That was a big part of the writing process for PG, don’t get too cynical, don’t get too mean spirited because I feel that there is enough of that out there as is. To have optimism in this movie feels almost taboo right now which is why I wanted to do it. To be positive even though it’s a very dark movie where a lot of horrible stuff happens but it’s done with such a light way. None of it is shocking in a legitimately brutal kind of way, but it’s all so absurd that the violence and the death is not meant to punish you in anyway. It’s supposed to come off as more comedic than anything else. I do feel that the movie is ultimately about the importance of family and caring for one another and that’s a thing I like to put in all my movies.

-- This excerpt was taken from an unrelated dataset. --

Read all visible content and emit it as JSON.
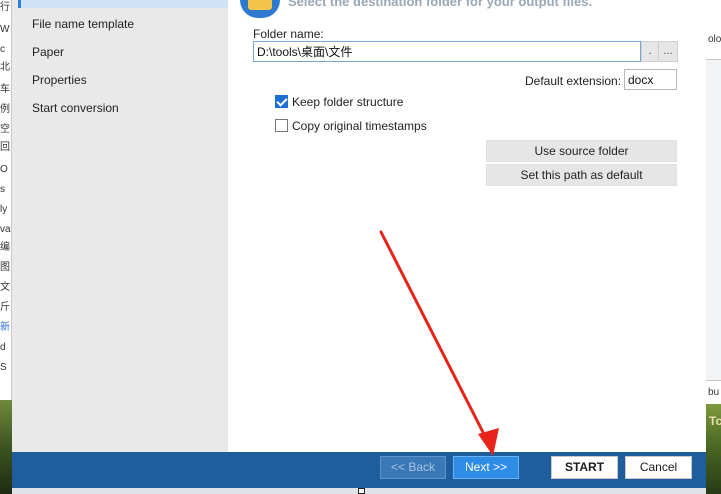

JD: And I love it! Wanted to ask back on Practical FX about how many gallons of blood and assorted fluids were used?
SK: I don’t even know! I’d have to ask our physical effects supervisor Mike Hamilton about that. Because there is one moment where there is a lot of blood. A certain character gets hosed down pretty substantially. Many, many gallons! I can’t give you a hard number, but there is a lot…
JD: How do you feel about PSYCHO GOREMAN playing at The Drive-In specifically as a format?
SK: (Laughter) I mean, I haven’t watched it at a drive-in yet. Well, you tell me. You saw it at the drive-in, how did it go?
JD: I thought it was great!
SK: People seemed into it?
JD: Oh, yeah! You can’t really applaud, so people just honk their horns whenever they want to show their excitement and it got a lot of honking.
SK: Okay, that’s good. Then I’ll say I like the drive-in format! In this current climate, I just want people to be safe so if drive-ins the way to see this movie on the big screen then that’s the way it should be. It does feel like a drive-in movie to me in terms of a fun event movie which was definitely my intention with the film. I wanted to make something community based. You want to enjoy the laughs with the people around you. Seeing it in a crowd, if that means seeing it in a crowded parking lot with other people then that’s how it’s got to be. I’m glad it’s playing at drive-ins, I think it’s fun. And hopefully I get to watch it at a drive-in at some point!
JD: Also made a great double-feature with Adam Egypt Mortimer’s ARCHENEMY at Beyond Fest.
SK: How was that?
JD: I really enjoyed it, I thought it was a lot of fun. And it was interesting because it was a subversive superhero movie with a subversive supervillain movie.
SK: That’s fun! Yeah, I want to check that out. I am really bummed I couldn’t go to Beyond Fest. I’ve heard nothing but good things about it and I heard it has good crowds. Their drive-in set-up sounds like a blast. Hopefully, next time. Hopefully if the world calms down, I can go see some stuff there next time.
JD: On that note, are you working on anything now? Do you have anything you are planning on working on next?
SK: Right now, I am three weeks into directing the first block of DAY OF THE DEAD the TV show. So, that’s where I’m at right now. It’s why I’m so tired at the moment because it’s been a pretty long week of zombies and mayhem. This is what my 2020 has been, mostly working on that show. I assume it’ll air in 2021 on the Syfy Channel sometime. It’s super fun, and I am super excited for people to see it. I’m not allowed to say anything about it, but I will say I am having a blast making it. It’s a unique and fun take on the idea. I think it’s going to be a good time.
JD: Anything else you’d like to say before we conclude?
SK: If PG’s playing near you, go see it but be safe.
PG: Psycho Goreman will be available in theaters and VOD starting January 22nd 2021.